It's not only grass fires that are causing concern in Cape Breton.

Now, fire fighters are having to deal with piles of heavy garbage being set ablaze -- and pick-up day is still two weeks away.

It's as much a sign of spring as any in Cape Breton: the annual heavy garbage pickup is underway in the Cape Breton Regional Municipality.

As material piles up curbside, so to do the number of calls firefighters receive.

“Unfortunately it looks like it's going to be another busy year,” said Steve Binder of the Reserve Mines Fire Department.

A pile of garbage was set on fire in Reserve Mines on Friday and fortunately, no one was hurt and the material was far away from houses.

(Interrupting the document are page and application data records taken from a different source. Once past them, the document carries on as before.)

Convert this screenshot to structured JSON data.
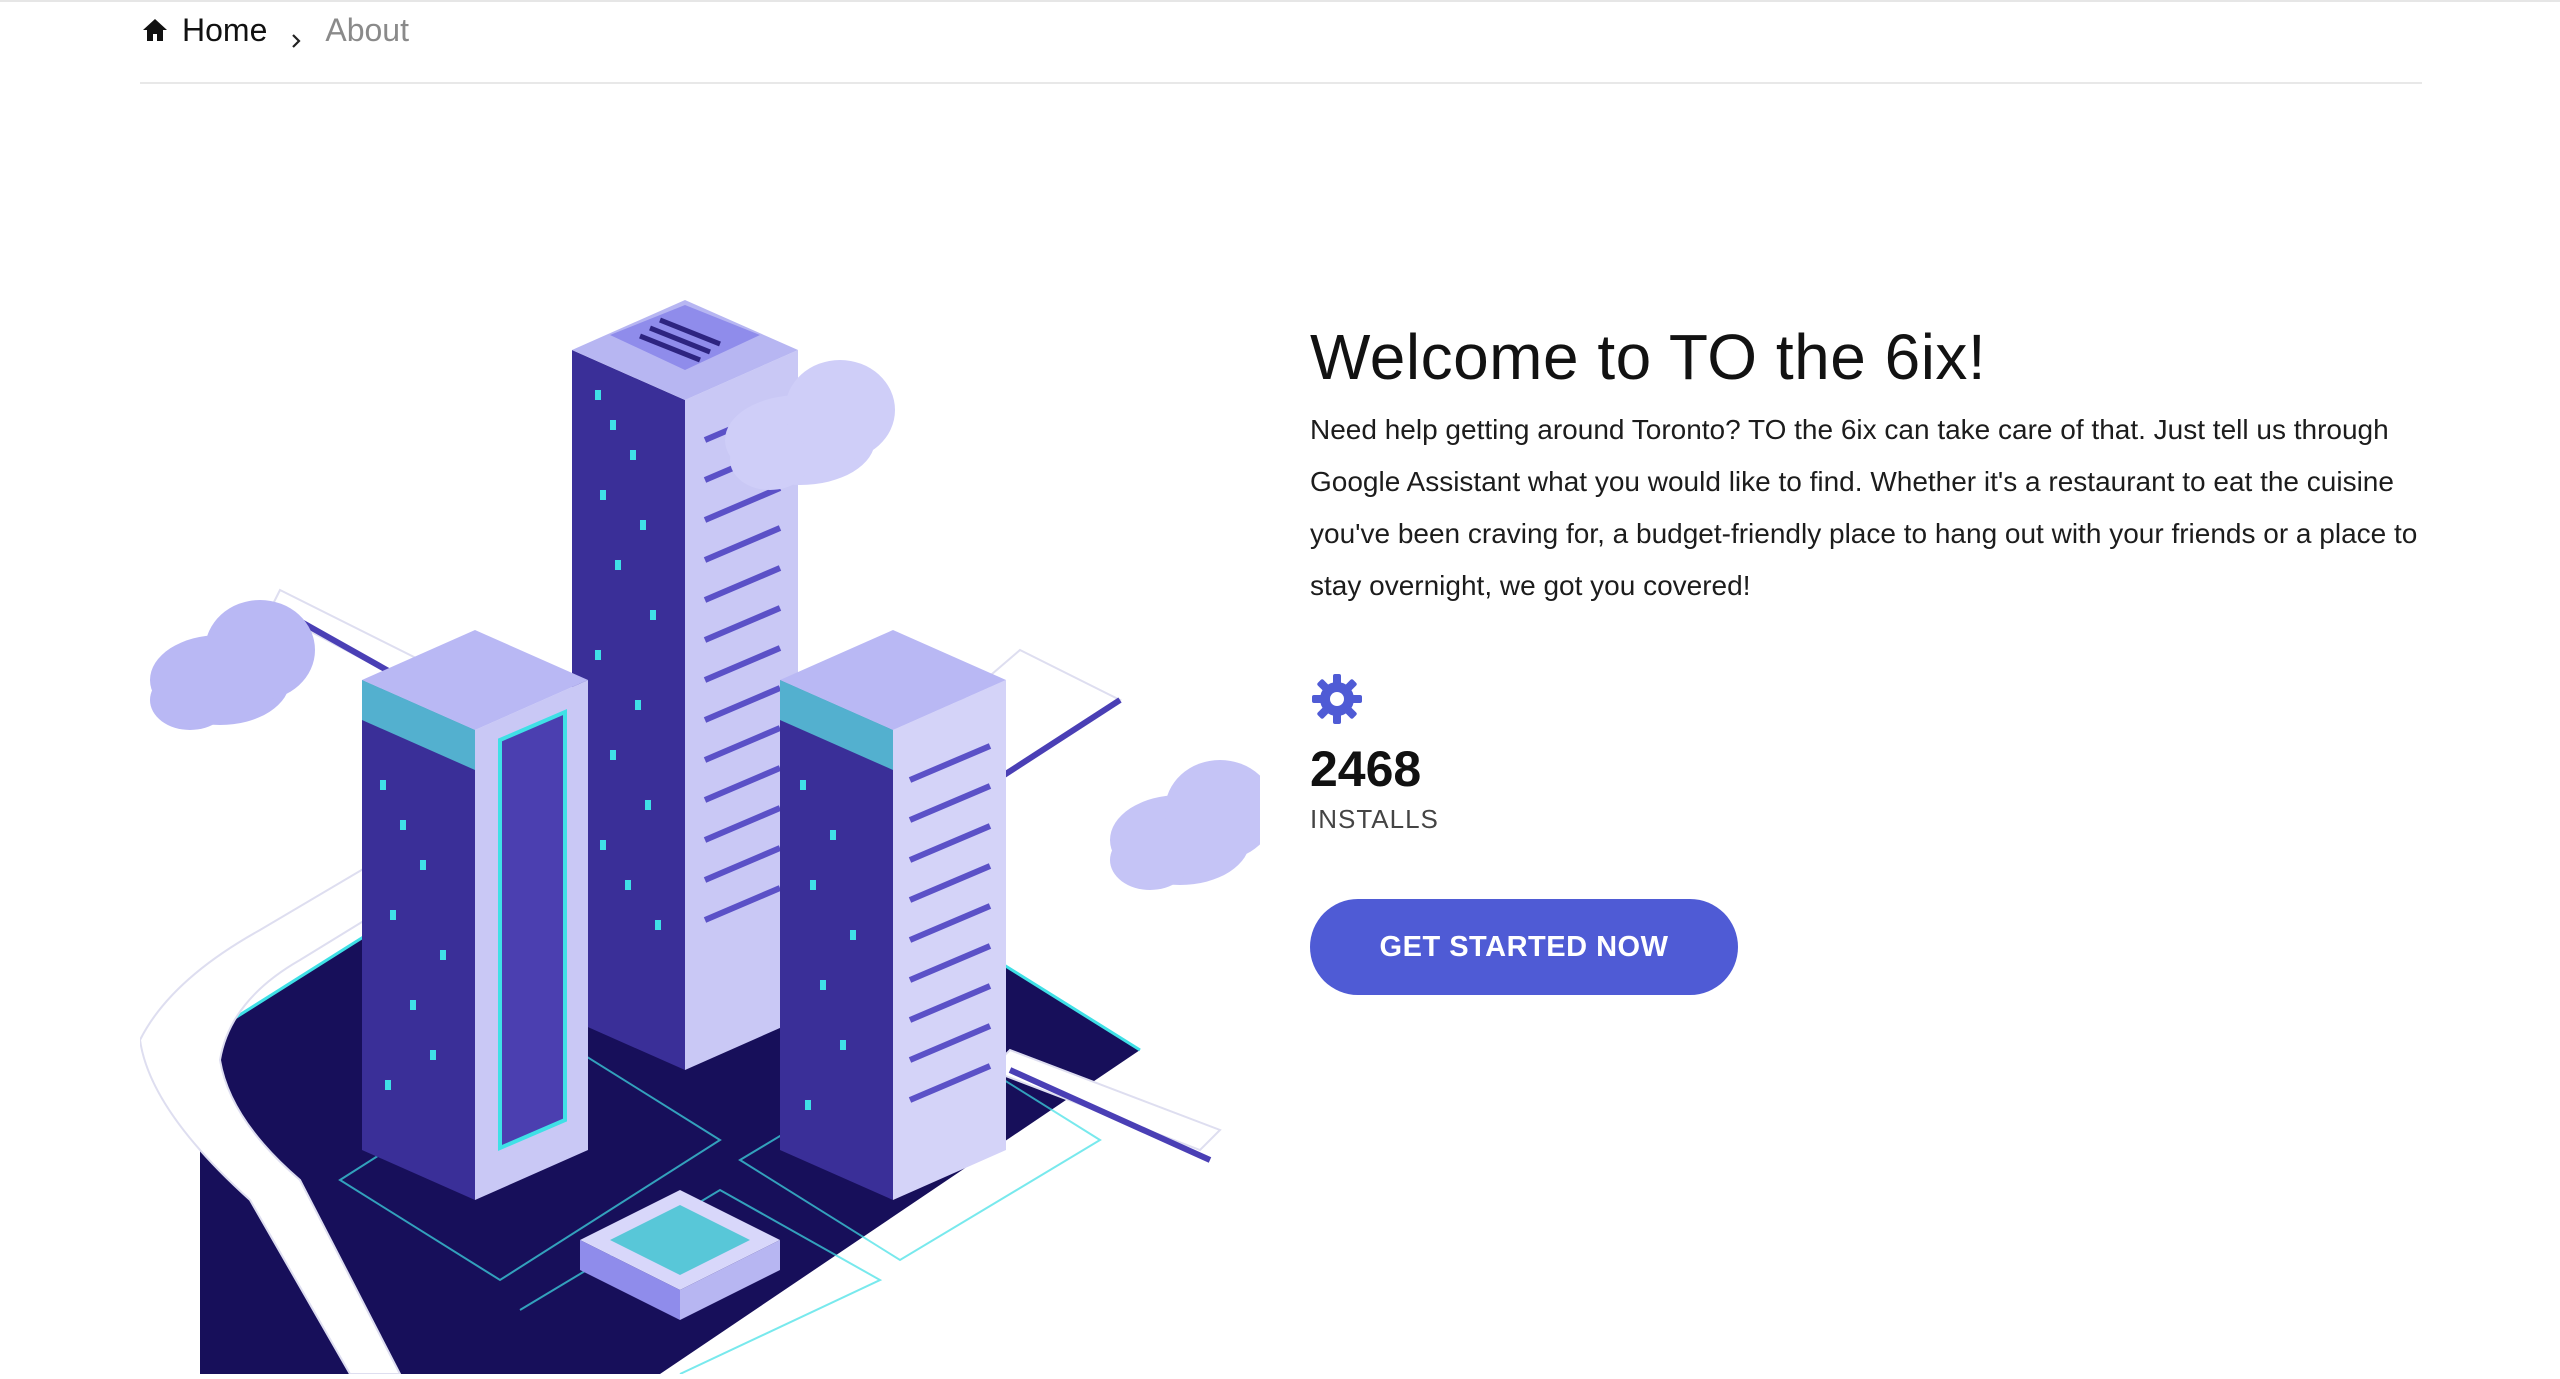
{
  "breadcrumb": {
    "home_icon": "home-icon",
    "home_label": "Home",
    "separator_icon": "chevron-right-icon",
    "current_label": "About"
  },
  "hero": {
    "title": "Welcome to TO the 6ix!",
    "description": "Need help getting around Toronto? TO the 6ix can take care of that. Just tell us through Google Assistant what you would like to find. Whether it's a restaurant to eat the cuisine you've been craving for, a budget-friendly place to hang out with your friends or a place to stay overnight, we got you covered!"
  },
  "stat": {
    "icon": "gear-icon",
    "value": "2468",
    "label": "INSTALLS"
  },
  "cta": {
    "label": "GET STARTED NOW"
  },
  "colors": {
    "accent": "#4f5bd5",
    "building_dark": "#3a2f98",
    "building_light": "#c9c8f5",
    "window_cyan": "#3fe0e6"
  }
}
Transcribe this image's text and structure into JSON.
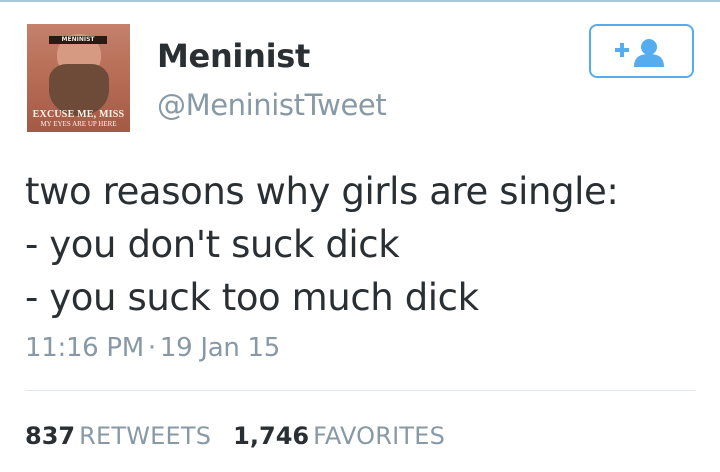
{
  "profile": {
    "display_name": "Meninist",
    "handle": "@MeninistTweet",
    "avatar": {
      "label": "MENINIST",
      "caption_line1": "EXCUSE ME, MISS",
      "caption_line2": "MY EYES ARE UP HERE"
    }
  },
  "follow_button": {
    "icon": "add-user-icon",
    "accent_color": "#55acee"
  },
  "tweet": {
    "lines": [
      "two reasons why girls are single:",
      "- you don't suck dick",
      "- you suck too much dick"
    ],
    "time": "11:16 PM",
    "separator": "·",
    "date": "19 Jan 15"
  },
  "stats": {
    "retweets_count": "837",
    "retweets_label": "RETWEETS",
    "favorites_count": "1,746",
    "favorites_label": "FAVORITES"
  }
}
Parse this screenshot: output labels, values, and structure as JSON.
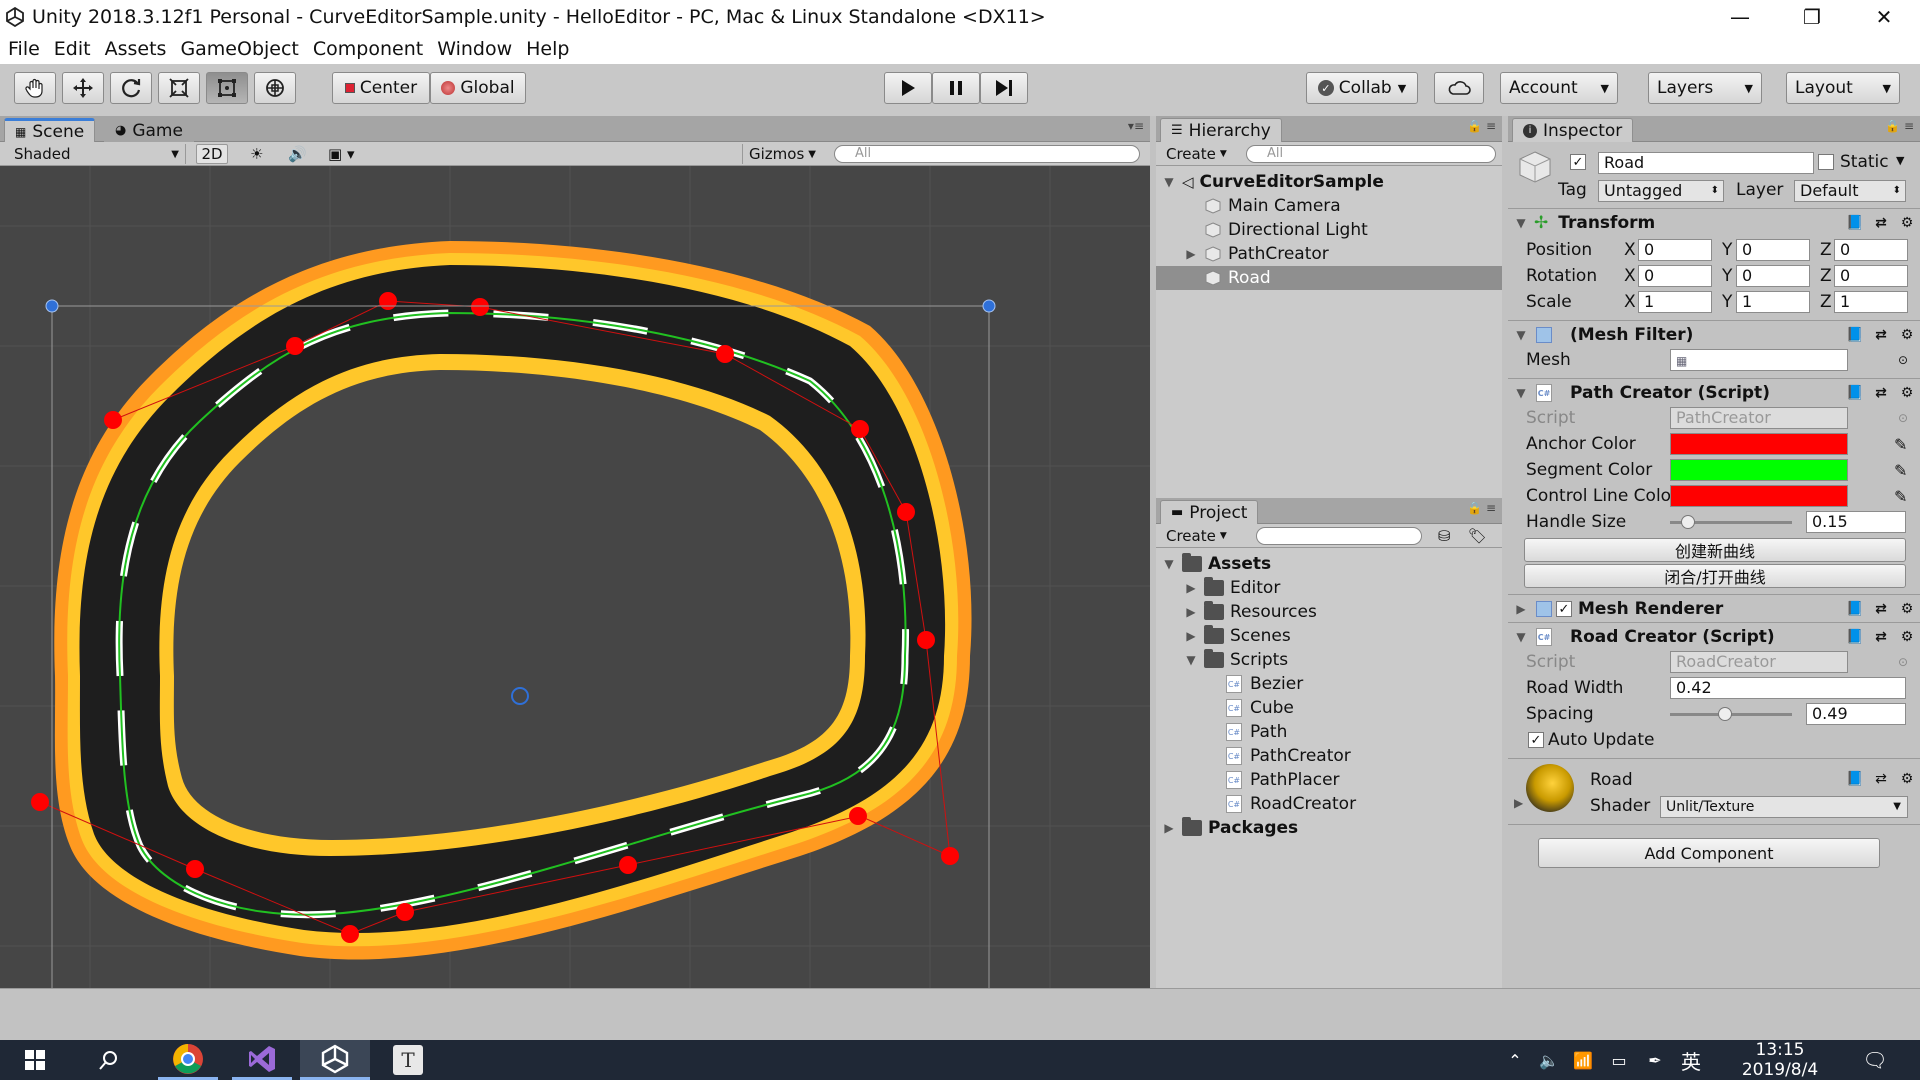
{
  "window": {
    "title": "Unity 2018.3.12f1 Personal - CurveEditorSample.unity - HelloEditor - PC, Mac & Linux Standalone <DX11>",
    "minimize": "—",
    "maximize": "❐",
    "close": "✕"
  },
  "menu": [
    "File",
    "Edit",
    "Assets",
    "GameObject",
    "Component",
    "Window",
    "Help"
  ],
  "toolbar": {
    "tools": [
      "hand-tool-icon",
      "move-tool-icon",
      "rotate-tool-icon",
      "scale-tool-icon",
      "rect-tool-icon",
      "transform-tool-icon"
    ],
    "pivot": "Center",
    "space": "Global",
    "collab": "Collab",
    "account": "Account",
    "layers": "Layers",
    "layout": "Layout"
  },
  "scene": {
    "tab_scene": "Scene",
    "tab_game": "Game",
    "shading": "Shaded",
    "mode_2d": "2D",
    "gizmos": "Gizmos",
    "search_placeholder": "All"
  },
  "hierarchy": {
    "tab": "Hierarchy",
    "create": "Create",
    "search_placeholder": "All",
    "scene_name": "CurveEditorSample",
    "items": [
      "Main Camera",
      "Directional Light",
      "PathCreator",
      "Road"
    ],
    "selected": "Road"
  },
  "project": {
    "tab": "Project",
    "create": "Create",
    "root": "Assets",
    "folders": [
      "Editor",
      "Resources",
      "Scenes",
      "Scripts"
    ],
    "scripts": [
      "Bezier",
      "Cube",
      "Path",
      "PathCreator",
      "PathPlacer",
      "RoadCreator"
    ],
    "packages": "Packages"
  },
  "inspector": {
    "tab": "Inspector",
    "object_name": "Road",
    "static_label": "Static",
    "tag_label": "Tag",
    "tag_value": "Untagged",
    "layer_label": "Layer",
    "layer_value": "Default",
    "transform": {
      "title": "Transform",
      "position_label": "Position",
      "rotation_label": "Rotation",
      "scale_label": "Scale",
      "position": [
        "0",
        "0",
        "0"
      ],
      "rotation": [
        "0",
        "0",
        "0"
      ],
      "scale": [
        "1",
        "1",
        "1"
      ]
    },
    "mesh_filter": {
      "title": "(Mesh Filter)",
      "mesh_label": "Mesh"
    },
    "path_creator": {
      "title": "Path Creator (Script)",
      "script_label": "Script",
      "script_value": "PathCreator",
      "anchor_label": "Anchor Color",
      "anchor_color": "#ff0000",
      "segment_label": "Segment Color",
      "segment_color": "#00ff00",
      "control_label": "Control Line Color",
      "control_color": "#ff0000",
      "handle_label": "Handle Size",
      "handle_value": "0.15",
      "handle_fraction": 0.15,
      "btn_create": "创建新曲线",
      "btn_toggle": "闭合/打开曲线"
    },
    "mesh_renderer": {
      "title": "Mesh Renderer"
    },
    "road_creator": {
      "title": "Road Creator (Script)",
      "script_label": "Script",
      "script_value": "RoadCreator",
      "width_label": "Road Width",
      "width_value": "0.42",
      "spacing_label": "Spacing",
      "spacing_value": "0.49",
      "spacing_fraction": 0.45,
      "auto_update_label": "Auto Update"
    },
    "material": {
      "name": "Road",
      "shader_label": "Shader",
      "shader_value": "Unlit/Texture"
    },
    "add_component": "Add Component"
  },
  "taskbar": {
    "time": "13:15",
    "date": "2019/8/4",
    "ime": "英"
  }
}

It's what it contained that has fire fighters worried.

“They should use caution what they put out in their heavy garbage,” said Steve Binder. “Propane tanks, any flammable or combustible or explosive material. Be aware of that.”

Heavy garbage set on fire while awaiting curbside pick-up in 2014 destroyed a laundromat in North Sydney.

With pick-up day still a few weeks away, homeowners are being offered advice on how to keep themselves and their properties safe.

“Place (your) materials out neatly and make sure they are not placed closely to their homes or neighbour's homes,” said Roschell Clarke, the CBRM solid waste education co-ordinator.“We actually want the material curbside. The same as you would if you were placing out blue bags and your green carts.”

The garbage will start to be picked up on April 29, and materials should not be placed curbside until the day before to prevent fires or any other damage, but some people are not taking that advice.

“Sometimes, if you put out incorrect materials, like ashes, and they haven't cooled down may lead to a fire in your heavy garbage,” Roschell said.

Propane tanks, tires, paint cans and electronics are not permitted curbside.

Still firefighters face the dangers of these items every year.

“You know, we don't know what's there,” Binder said. “Everything but the kitchen sink is on fire.”

This popular tradition has become dangerous for emergency personnel.

With files from CTV Atlantic’s Kyle Moore.